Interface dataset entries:
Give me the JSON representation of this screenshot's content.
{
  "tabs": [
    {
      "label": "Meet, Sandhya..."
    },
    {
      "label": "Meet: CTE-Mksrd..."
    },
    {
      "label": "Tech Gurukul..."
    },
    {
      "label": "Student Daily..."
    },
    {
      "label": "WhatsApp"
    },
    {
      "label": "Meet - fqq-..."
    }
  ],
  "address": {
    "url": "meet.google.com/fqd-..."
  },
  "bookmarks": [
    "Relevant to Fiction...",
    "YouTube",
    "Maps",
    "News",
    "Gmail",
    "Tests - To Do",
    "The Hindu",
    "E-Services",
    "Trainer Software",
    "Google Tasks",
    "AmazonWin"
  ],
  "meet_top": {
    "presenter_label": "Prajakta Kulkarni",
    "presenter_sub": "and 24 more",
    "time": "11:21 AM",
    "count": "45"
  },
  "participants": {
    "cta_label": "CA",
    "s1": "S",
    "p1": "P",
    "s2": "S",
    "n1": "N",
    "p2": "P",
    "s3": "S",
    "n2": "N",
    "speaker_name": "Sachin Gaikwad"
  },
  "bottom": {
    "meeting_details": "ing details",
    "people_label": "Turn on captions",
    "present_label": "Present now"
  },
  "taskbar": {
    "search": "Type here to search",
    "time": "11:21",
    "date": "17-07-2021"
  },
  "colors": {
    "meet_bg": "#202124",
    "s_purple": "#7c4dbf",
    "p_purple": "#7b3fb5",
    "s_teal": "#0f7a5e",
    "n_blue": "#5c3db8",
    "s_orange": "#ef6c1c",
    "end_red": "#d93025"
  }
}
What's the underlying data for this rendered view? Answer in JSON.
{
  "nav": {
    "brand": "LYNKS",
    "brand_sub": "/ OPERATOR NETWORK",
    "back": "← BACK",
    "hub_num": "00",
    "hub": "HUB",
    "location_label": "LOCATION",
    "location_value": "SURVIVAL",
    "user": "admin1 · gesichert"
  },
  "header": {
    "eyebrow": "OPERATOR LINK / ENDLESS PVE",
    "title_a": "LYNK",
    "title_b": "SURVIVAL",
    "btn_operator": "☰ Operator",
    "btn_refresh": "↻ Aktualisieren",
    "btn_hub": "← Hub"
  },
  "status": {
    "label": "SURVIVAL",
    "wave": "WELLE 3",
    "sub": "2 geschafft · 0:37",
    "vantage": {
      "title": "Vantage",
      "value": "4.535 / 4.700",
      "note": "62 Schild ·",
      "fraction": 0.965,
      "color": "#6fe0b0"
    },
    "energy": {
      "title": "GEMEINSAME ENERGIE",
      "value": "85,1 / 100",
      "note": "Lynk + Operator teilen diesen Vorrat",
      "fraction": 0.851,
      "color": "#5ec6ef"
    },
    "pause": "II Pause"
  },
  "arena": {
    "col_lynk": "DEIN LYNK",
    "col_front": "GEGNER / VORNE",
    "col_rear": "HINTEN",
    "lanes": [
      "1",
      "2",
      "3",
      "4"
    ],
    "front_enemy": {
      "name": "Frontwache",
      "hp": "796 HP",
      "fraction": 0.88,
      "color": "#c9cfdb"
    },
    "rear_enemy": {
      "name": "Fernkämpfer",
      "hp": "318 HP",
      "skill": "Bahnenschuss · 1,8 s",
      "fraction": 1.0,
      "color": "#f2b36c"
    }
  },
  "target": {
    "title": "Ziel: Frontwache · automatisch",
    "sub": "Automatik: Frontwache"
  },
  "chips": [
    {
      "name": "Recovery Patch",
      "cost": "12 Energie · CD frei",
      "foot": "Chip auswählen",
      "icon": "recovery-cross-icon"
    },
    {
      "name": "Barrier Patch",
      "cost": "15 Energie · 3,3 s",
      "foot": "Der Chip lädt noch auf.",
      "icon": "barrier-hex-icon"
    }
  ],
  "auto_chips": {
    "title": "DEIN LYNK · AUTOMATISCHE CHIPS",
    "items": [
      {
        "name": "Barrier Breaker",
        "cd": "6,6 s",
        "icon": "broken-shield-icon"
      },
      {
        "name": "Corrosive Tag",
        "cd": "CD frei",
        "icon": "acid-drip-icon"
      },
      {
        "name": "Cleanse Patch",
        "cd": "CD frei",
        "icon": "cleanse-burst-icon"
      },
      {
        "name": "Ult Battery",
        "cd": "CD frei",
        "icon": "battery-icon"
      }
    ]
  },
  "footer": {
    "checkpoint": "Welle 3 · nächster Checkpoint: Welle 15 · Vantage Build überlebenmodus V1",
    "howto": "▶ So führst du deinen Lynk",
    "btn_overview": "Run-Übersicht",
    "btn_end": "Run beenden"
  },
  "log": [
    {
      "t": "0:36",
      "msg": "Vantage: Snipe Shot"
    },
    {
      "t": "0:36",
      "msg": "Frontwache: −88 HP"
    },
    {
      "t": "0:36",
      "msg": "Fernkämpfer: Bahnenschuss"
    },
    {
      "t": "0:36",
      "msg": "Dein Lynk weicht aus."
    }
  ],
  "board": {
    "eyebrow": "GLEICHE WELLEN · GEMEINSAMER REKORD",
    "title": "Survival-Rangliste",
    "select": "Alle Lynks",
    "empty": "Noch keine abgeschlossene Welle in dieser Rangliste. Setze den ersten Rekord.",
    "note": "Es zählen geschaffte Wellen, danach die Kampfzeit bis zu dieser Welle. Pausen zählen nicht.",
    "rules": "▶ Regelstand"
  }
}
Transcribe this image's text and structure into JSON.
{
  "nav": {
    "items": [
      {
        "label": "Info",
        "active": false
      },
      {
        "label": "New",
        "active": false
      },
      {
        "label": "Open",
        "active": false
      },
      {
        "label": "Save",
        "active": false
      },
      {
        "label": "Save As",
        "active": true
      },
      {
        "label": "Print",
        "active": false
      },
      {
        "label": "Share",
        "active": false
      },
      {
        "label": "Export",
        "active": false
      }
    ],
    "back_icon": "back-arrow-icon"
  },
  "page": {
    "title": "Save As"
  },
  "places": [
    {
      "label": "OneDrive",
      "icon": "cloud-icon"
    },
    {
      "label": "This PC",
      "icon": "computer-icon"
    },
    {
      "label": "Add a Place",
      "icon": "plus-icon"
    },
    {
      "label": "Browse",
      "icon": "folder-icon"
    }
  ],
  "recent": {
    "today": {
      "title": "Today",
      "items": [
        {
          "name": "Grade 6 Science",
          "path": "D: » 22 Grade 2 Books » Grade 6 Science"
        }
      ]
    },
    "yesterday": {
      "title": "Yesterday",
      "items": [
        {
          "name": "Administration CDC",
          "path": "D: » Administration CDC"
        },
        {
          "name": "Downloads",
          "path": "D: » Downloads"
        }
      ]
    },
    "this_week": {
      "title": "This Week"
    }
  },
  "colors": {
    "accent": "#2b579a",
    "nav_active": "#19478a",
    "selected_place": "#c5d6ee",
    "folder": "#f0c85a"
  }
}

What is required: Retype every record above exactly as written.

Response for this exercise:
Give me the JSON representation of this screenshot's content.
{
  "tabs": [
    {
      "label": "Meet, Sandhya..."
    },
    {
      "label": "Meet: CTE-Mksrd..."
    },
    {
      "label": "Tech Gurukul..."
    },
    {
      "label": "Student Daily..."
    },
    {
      "label": "WhatsApp"
    },
    {
      "label": "Meet - fqq-..."
    }
  ],
  "address": {
    "url": "meet.google.com/fqd-..."
  },
  "bookmarks": [
    "Relevant to Fiction...",
    "YouTube",
    "Maps",
    "News",
    "Gmail",
    "Tests - To Do",
    "The Hindu",
    "E-Services",
    "Trainer Software",
    "Google Tasks",
    "AmazonWin"
  ],
  "meet_top": {
    "presenter_label": "Prajakta Kulkarni",
    "presenter_sub": "and 24 more",
    "time": "11:21 AM",
    "count": "45"
  },
  "participants": {
    "cta_label": "CA",
    "s1": "S",
    "p1": "P",
    "s2": "S",
    "n1": "N",
    "p2": "P",
    "s3": "S",
    "n2": "N",
    "speaker_name": "Sachin Gaikwad"
  },
  "bottom": {
    "meeting_details": "ing details",
    "people_label": "Turn on captions",
    "present_label": "Present now"
  },
  "taskbar": {
    "search": "Type here to search",
    "time": "11:21",
    "date": "17-07-2021"
  },
  "colors": {
    "meet_bg": "#202124",
    "s_purple": "#7c4dbf",
    "p_purple": "#7b3fb5",
    "s_teal": "#0f7a5e",
    "n_blue": "#5c3db8",
    "s_orange": "#ef6c1c",
    "end_red": "#d93025"
  }
}
What's the underlying data for this rendered view? Answer in JSON.
{
  "nav": {
    "brand": "LYNKS",
    "brand_sub": "/ OPERATOR NETWORK",
    "back": "← BACK",
    "hub_num": "00",
    "hub": "HUB",
    "location_label": "LOCATION",
    "location_value": "SURVIVAL",
    "user": "admin1 · gesichert"
  },
  "header": {
    "eyebrow": "OPERATOR LINK / ENDLESS PVE",
    "title_a": "LYNK",
    "title_b": "SURVIVAL",
    "btn_operator": "☰ Operator",
    "btn_refresh": "↻ Aktualisieren",
    "btn_hub": "← Hub"
  },
  "status": {
    "label": "SURVIVAL",
    "wave": "WELLE 3",
    "sub": "2 geschafft · 0:37",
    "vantage": {
      "title": "Vantage",
      "value": "4.535 / 4.700",
      "note": "62 Schild ·",
      "fraction": 0.965,
      "color": "#6fe0b0"
    },
    "energy": {
      "title": "GEMEINSAME ENERGIE",
      "value": "85,1 / 100",
      "note": "Lynk + Operator teilen diesen Vorrat",
      "fraction": 0.851,
      "color": "#5ec6ef"
    },
    "pause": "II Pause"
  },
  "arena": {
    "col_lynk": "DEIN LYNK",
    "col_front": "GEGNER / VORNE",
    "col_rear": "HINTEN",
    "lanes": [
      "1",
      "2",
      "3",
      "4"
    ],
    "front_enemy": {
      "name": "Frontwache",
      "hp": "796 HP",
      "fraction": 0.88,
      "color": "#c9cfdb"
    },
    "rear_enemy": {
      "name": "Fernkämpfer",
      "hp": "318 HP",
      "skill": "Bahnenschuss · 1,8 s",
      "fraction": 1.0,
      "color": "#f2b36c"
    }
  },
  "target": {
    "title": "Ziel: Frontwache · automatisch",
    "sub": "Automatik: Frontwache"
  },
  "chips": [
    {
      "name": "Recovery Patch",
      "cost": "12 Energie · CD frei",
      "foot": "Chip auswählen",
      "icon": "recovery-cross-icon"
    },
    {
      "name": "Barrier Patch",
      "cost": "15 Energie · 3,3 s",
      "foot": "Der Chip lädt noch auf.",
      "icon": "barrier-hex-icon"
    }
  ],
  "auto_chips": {
    "title": "DEIN LYNK · AUTOMATISCHE CHIPS",
    "items": [
      {
        "name": "Barrier Breaker",
        "cd": "6,6 s",
        "icon": "broken-shield-icon"
      },
      {
        "name": "Corrosive Tag",
        "cd": "CD frei",
        "icon": "acid-drip-icon"
      },
      {
        "name": "Cleanse Patch",
        "cd": "CD frei",
        "icon": "cleanse-burst-icon"
      },
      {
        "name": "Ult Battery",
        "cd": "CD frei",
        "icon": "battery-icon"
      }
    ]
  },
  "footer": {
    "checkpoint": "Welle 3 · nächster Checkpoint: Welle 15 · Vantage Build überlebenmodus V1",
    "howto": "▶ So führst du deinen Lynk",
    "btn_overview": "Run-Übersicht",
    "btn_end": "Run beenden"
  },
  "log": [
    {
      "t": "0:36",
      "msg": "Vantage: Snipe Shot"
    },
    {
      "t": "0:36",
      "msg": "Frontwache: −88 HP"
    },
    {
      "t": "0:36",
      "msg": "Fernkämpfer: Bahnenschuss"
    },
    {
      "t": "0:36",
      "msg": "Dein Lynk weicht aus."
    }
  ],
  "board": {
    "eyebrow": "GLEICHE WELLEN · GEMEINSAMER REKORD",
    "title": "Survival-Rangliste",
    "select": "Alle Lynks",
    "empty": "Noch keine abgeschlossene Welle in dieser Rangliste. Setze den ersten Rekord.",
    "note": "Es zählen geschaffte Wellen, danach die Kampfzeit bis zu dieser Welle. Pausen zählen nicht.",
    "rules": "▶ Regelstand"
  }
}
Transcribe this image's text and structure into JSON.
{
  "nav": {
    "items": [
      {
        "label": "Info",
        "active": false
      },
      {
        "label": "New",
        "active": false
      },
      {
        "label": "Open",
        "active": false
      },
      {
        "label": "Save",
        "active": false
      },
      {
        "label": "Save As",
        "active": true
      },
      {
        "label": "Print",
        "active": false
      },
      {
        "label": "Share",
        "active": false
      },
      {
        "label": "Export",
        "active": false
      }
    ],
    "back_icon": "back-arrow-icon"
  },
  "page": {
    "title": "Save As"
  },
  "places": [
    {
      "label": "OneDrive",
      "icon": "cloud-icon"
    },
    {
      "label": "This PC",
      "icon": "computer-icon"
    },
    {
      "label": "Add a Place",
      "icon": "plus-icon"
    },
    {
      "label": "Browse",
      "icon": "folder-icon"
    }
  ],
  "recent": {
    "today": {
      "title": "Today",
      "items": [
        {
          "name": "Grade 6 Science",
          "path": "D: » 22 Grade 2 Books » Grade 6 Science"
        }
      ]
    },
    "yesterday": {
      "title": "Yesterday",
      "items": [
        {
          "name": "Administration CDC",
          "path": "D: » Administration CDC"
        },
        {
          "name": "Downloads",
          "path": "D: » Downloads"
        }
      ]
    },
    "this_week": {
      "title": "This Week"
    }
  },
  "colors": {
    "accent": "#2b579a",
    "nav_active": "#19478a",
    "selected_place": "#c5d6ee",
    "folder": "#f0c85a"
  }
}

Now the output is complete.